EXERCISE AIM → Omit all pictures, then repeat the listing exactly.
== RECORDS PROVIDED ==
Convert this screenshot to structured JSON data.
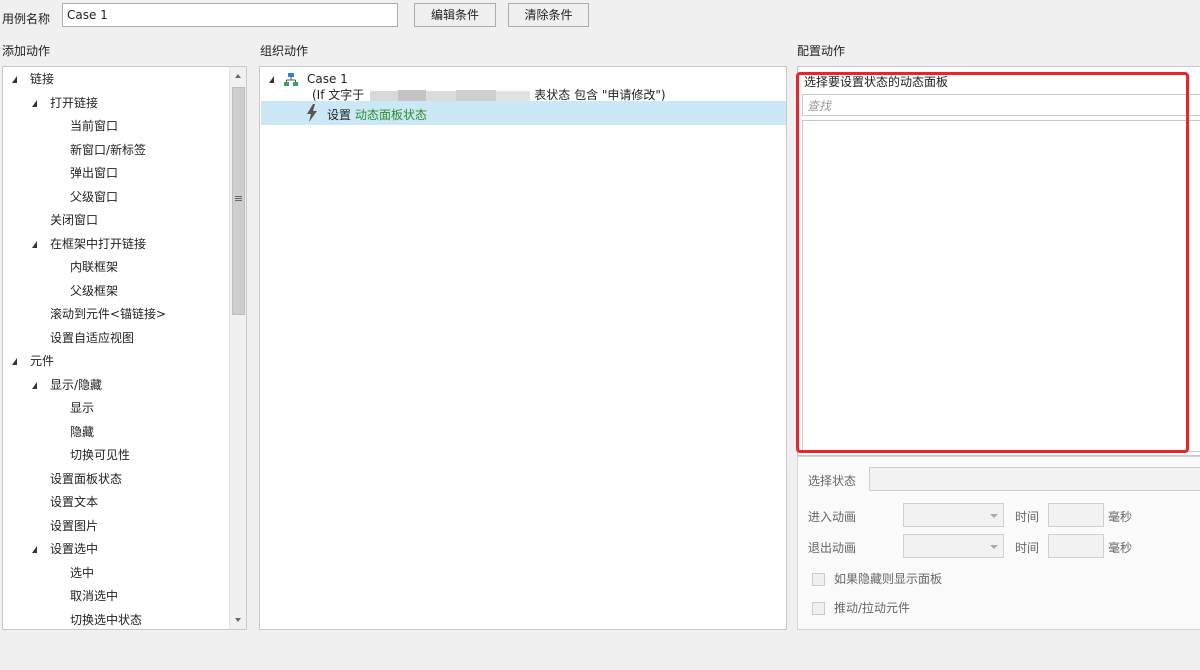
{
  "top": {
    "case_label": "用例名称",
    "case_value": "Case 1",
    "edit_condition": "编辑条件",
    "clear_condition": "清除条件"
  },
  "sections": {
    "add_action": "添加动作",
    "organize_action": "组织动作",
    "configure_action": "配置动作"
  },
  "tree": [
    {
      "label": "链接",
      "level": 0,
      "expanded": true
    },
    {
      "label": "打开链接",
      "level": 1,
      "expanded": true
    },
    {
      "label": "当前窗口",
      "level": 2
    },
    {
      "label": "新窗口/新标签",
      "level": 2
    },
    {
      "label": "弹出窗口",
      "level": 2
    },
    {
      "label": "父级窗口",
      "level": 2
    },
    {
      "label": "关闭窗口",
      "level": 1
    },
    {
      "label": "在框架中打开链接",
      "level": 1,
      "expanded": true
    },
    {
      "label": "内联框架",
      "level": 2
    },
    {
      "label": "父级框架",
      "level": 2
    },
    {
      "label": "滚动到元件<锚链接>",
      "level": 1
    },
    {
      "label": "设置自适应视图",
      "level": 1
    },
    {
      "label": "元件",
      "level": 0,
      "expanded": true
    },
    {
      "label": "显示/隐藏",
      "level": 1,
      "expanded": true
    },
    {
      "label": "显示",
      "level": 2
    },
    {
      "label": "隐藏",
      "level": 2
    },
    {
      "label": "切换可见性",
      "level": 2
    },
    {
      "label": "设置面板状态",
      "level": 1
    },
    {
      "label": "设置文本",
      "level": 1
    },
    {
      "label": "设置图片",
      "level": 1
    },
    {
      "label": "设置选中",
      "level": 1,
      "expanded": true
    },
    {
      "label": "选中",
      "level": 2
    },
    {
      "label": "取消选中",
      "level": 2
    },
    {
      "label": "切换选中状态",
      "level": 2
    }
  ],
  "organize": {
    "case_name": "Case 1",
    "condition_prefix": "(If 文字于",
    "condition_suffix": "表状态 包含 \"申请修改\")",
    "action_verb": "设置",
    "action_target": "动态面板状态"
  },
  "configure": {
    "select_panel_label": "选择要设置状态的动态面板",
    "search_placeholder": "查找",
    "select_state": "选择状态",
    "enter_animation": "进入动画",
    "exit_animation": "退出动画",
    "time_label": "时间",
    "ms_label": "毫秒",
    "show_if_hidden": "如果隐藏则显示面板",
    "push_pull": "推动/拉动元件"
  },
  "colors": {
    "highlight": "#e8252c",
    "selection": "#cce8f6",
    "action_target": "#2a8d2a"
  }
}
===
THE ANSWER →
Convert this screenshot to structured JSON data.
{
  "top": {
    "case_label": "用例名称",
    "case_value": "Case 1",
    "edit_condition": "编辑条件",
    "clear_condition": "清除条件"
  },
  "sections": {
    "add_action": "添加动作",
    "organize_action": "组织动作",
    "configure_action": "配置动作"
  },
  "tree": [
    {
      "label": "链接",
      "level": 0,
      "expanded": true
    },
    {
      "label": "打开链接",
      "level": 1,
      "expanded": true
    },
    {
      "label": "当前窗口",
      "level": 2
    },
    {
      "label": "新窗口/新标签",
      "level": 2
    },
    {
      "label": "弹出窗口",
      "level": 2
    },
    {
      "label": "父级窗口",
      "level": 2
    },
    {
      "label": "关闭窗口",
      "level": 1
    },
    {
      "label": "在框架中打开链接",
      "level": 1,
      "expanded": true
    },
    {
      "label": "内联框架",
      "level": 2
    },
    {
      "label": "父级框架",
      "level": 2
    },
    {
      "label": "滚动到元件<锚链接>",
      "level": 1
    },
    {
      "label": "设置自适应视图",
      "level": 1
    },
    {
      "label": "元件",
      "level": 0,
      "expanded": true
    },
    {
      "label": "显示/隐藏",
      "level": 1,
      "expanded": true
    },
    {
      "label": "显示",
      "level": 2
    },
    {
      "label": "隐藏",
      "level": 2
    },
    {
      "label": "切换可见性",
      "level": 2
    },
    {
      "label": "设置面板状态",
      "level": 1
    },
    {
      "label": "设置文本",
      "level": 1
    },
    {
      "label": "设置图片",
      "level": 1
    },
    {
      "label": "设置选中",
      "level": 1,
      "expanded": true
    },
    {
      "label": "选中",
      "level": 2
    },
    {
      "label": "取消选中",
      "level": 2
    },
    {
      "label": "切换选中状态",
      "level": 2
    }
  ],
  "organize": {
    "case_name": "Case 1",
    "condition_prefix": "(If 文字于",
    "condition_suffix": "表状态 包含 \"申请修改\")",
    "action_verb": "设置",
    "action_target": "动态面板状态"
  },
  "configure": {
    "select_panel_label": "选择要设置状态的动态面板",
    "search_placeholder": "查找",
    "select_state": "选择状态",
    "enter_animation": "进入动画",
    "exit_animation": "退出动画",
    "time_label": "时间",
    "ms_label": "毫秒",
    "show_if_hidden": "如果隐藏则显示面板",
    "push_pull": "推动/拉动元件"
  },
  "colors": {
    "highlight": "#e8252c",
    "selection": "#cce8f6",
    "action_target": "#2a8d2a"
  }
}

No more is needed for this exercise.